*Allow transformative projects to receive credit for "expansion positions" above the 3,000 job minimum that are created during the term of a JDIG agreement. This will encourage companies to grow in North Carolina beyond an initial jobs commitment.
*Lengthen the base period for transformative projects to 10 years and also extend the maximum JDIG term for transformative projects to the base period plus an additional 30 years. This will provide more long-term certainty to companies considering North Carolina.
*Eliminate the $6,500 cap per job for JDIG awards for transformative projects. This will help attract higher-paying jobs.
*Modify the award that is available to high-yield and transformative projects so that 10 percent of that benefit is directed to the state Utility Account - the fund designed to support economic development projects in rural North Carolina. Previously, the company received 100 percent of the award. This will help make certain that the positive impact of major job recruitment is felt by the entire state.
"RTP has been undergoing some changes," Walden said. "They've lost a couple of tenants, they've been trying to reshape themselves so I think it's a natural fit for Apple to go to RTP. There's the space there and it obviously gives Apple the access to all the universities and all the talent in the area as well as very close to the airport."
Both Moore and Berger declined to talk specifics about both Apple and Amazon, and instead insisted that these proposed incentives are just a base to show all international companies that "North Carolina is open for business."

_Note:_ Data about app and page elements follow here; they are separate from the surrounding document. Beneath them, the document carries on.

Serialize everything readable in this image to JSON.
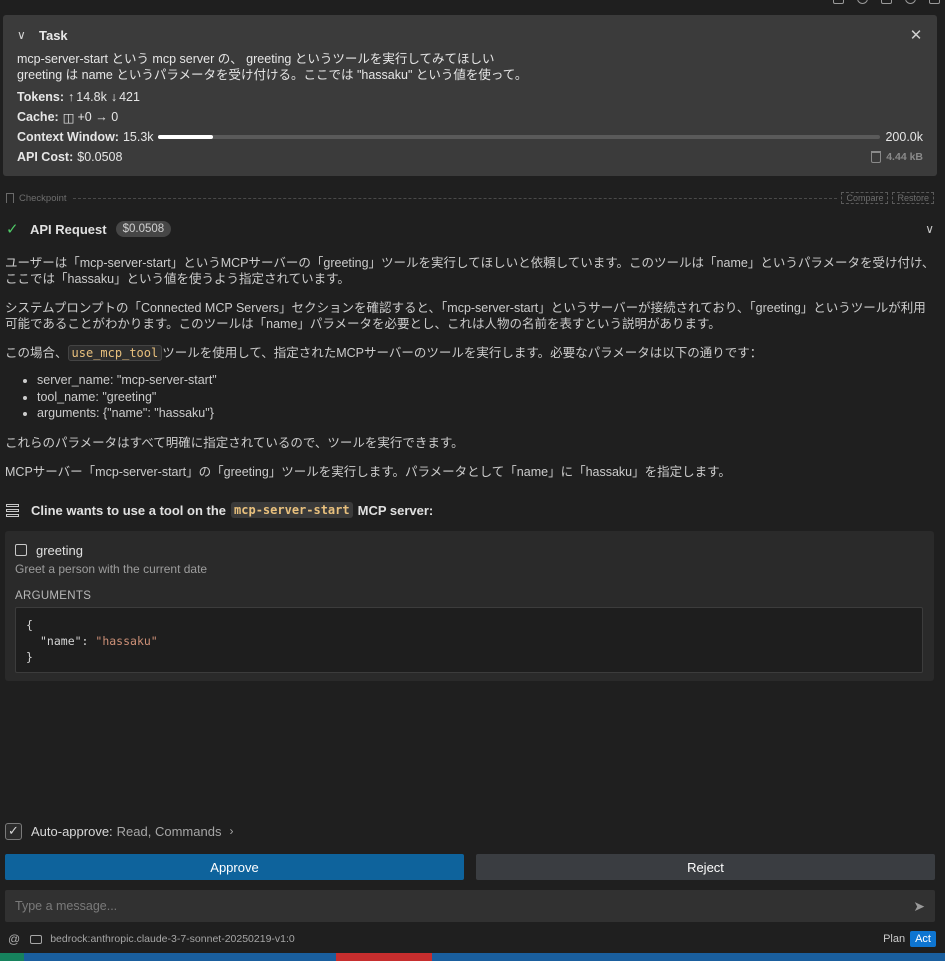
{
  "task": {
    "title": "Task",
    "line1": "mcp-server-start という mcp server の、 greeting というツールを実行してみてほしい",
    "line2": "greeting は name というパラメータを受け付ける。ここでは \"hassaku\" という値を使って。",
    "tokens_label": "Tokens:",
    "tokens_up": "14.8k",
    "tokens_down": "421",
    "cache_label": "Cache:",
    "cache_value": "+0 → 0",
    "context_label": "Context Window:",
    "context_used": "15.3k",
    "context_max": "200.0k",
    "context_fraction": 0.0765,
    "api_cost_label": "API Cost:",
    "api_cost_value": "$0.0508",
    "size": "4.44 kB"
  },
  "checkpoint": {
    "label": "Checkpoint",
    "compare": "Compare",
    "restore": "Restore"
  },
  "api_request": {
    "title": "API Request",
    "cost": "$0.0508"
  },
  "message": {
    "p1": "ユーザーは「mcp-server-start」というMCPサーバーの「greeting」ツールを実行してほしいと依頼しています。このツールは「name」というパラメータを受け付け、ここでは「hassaku」という値を使うよう指定されています。",
    "p2": "システムプロンプトの「Connected MCP Servers」セクションを確認すると、「mcp-server-start」というサーバーが接続されており、「greeting」というツールが利用可能であることがわかります。このツールは「name」パラメータを必要とし、これは人物の名前を表すという説明があります。",
    "p3_pre": "この場合、",
    "p3_code": "use_mcp_tool",
    "p3_post": "ツールを使用して、指定されたMCPサーバーのツールを実行します。必要なパラメータは以下の通りです：",
    "list": [
      "server_name: \"mcp-server-start\"",
      "tool_name: \"greeting\"",
      "arguments: {\"name\": \"hassaku\"}"
    ],
    "p4": "これらのパラメータはすべて明確に指定されているので、ツールを実行できます。",
    "p5": "MCPサーバー「mcp-server-start」の「greeting」ツールを実行します。パラメータとして「name」に「hassaku」を指定します。"
  },
  "tool": {
    "head_pre": "Cline wants to use a tool on the",
    "server": "mcp-server-start",
    "head_post": "MCP server:",
    "name": "greeting",
    "description": "Greet a person with the current date",
    "args_label": "ARGUMENTS",
    "code_open": "{",
    "code_key": "\"name\"",
    "code_colon": ": ",
    "code_value": "\"hassaku\"",
    "code_close": "}"
  },
  "auto_approve": {
    "label": "Auto-approve:",
    "value": "Read, Commands",
    "checked": true
  },
  "buttons": {
    "approve": "Approve",
    "reject": "Reject"
  },
  "input": {
    "placeholder": "Type a message..."
  },
  "footer": {
    "at": "@",
    "model": "bedrock:anthropic.claude-3-7-sonnet-20250219-v1:0",
    "plan": "Plan",
    "act": "Act"
  },
  "colors": {
    "accent": "#0e639c",
    "success": "#4ec966",
    "code_string": "#ce9178",
    "statusbar": "#1a5f9e"
  }
}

The 2018-2019 proposed budget is the primary focus of the Legislature's short session, which began on Wednesday. Republican leaders have already announced a spending target of $23.9 billion - $600 million less than Governor Roy Cooper's proposal. The proposed budget also calls for wide-ranging tax cuts and an average 6.2% raise in teacher salaries, among several other provisions.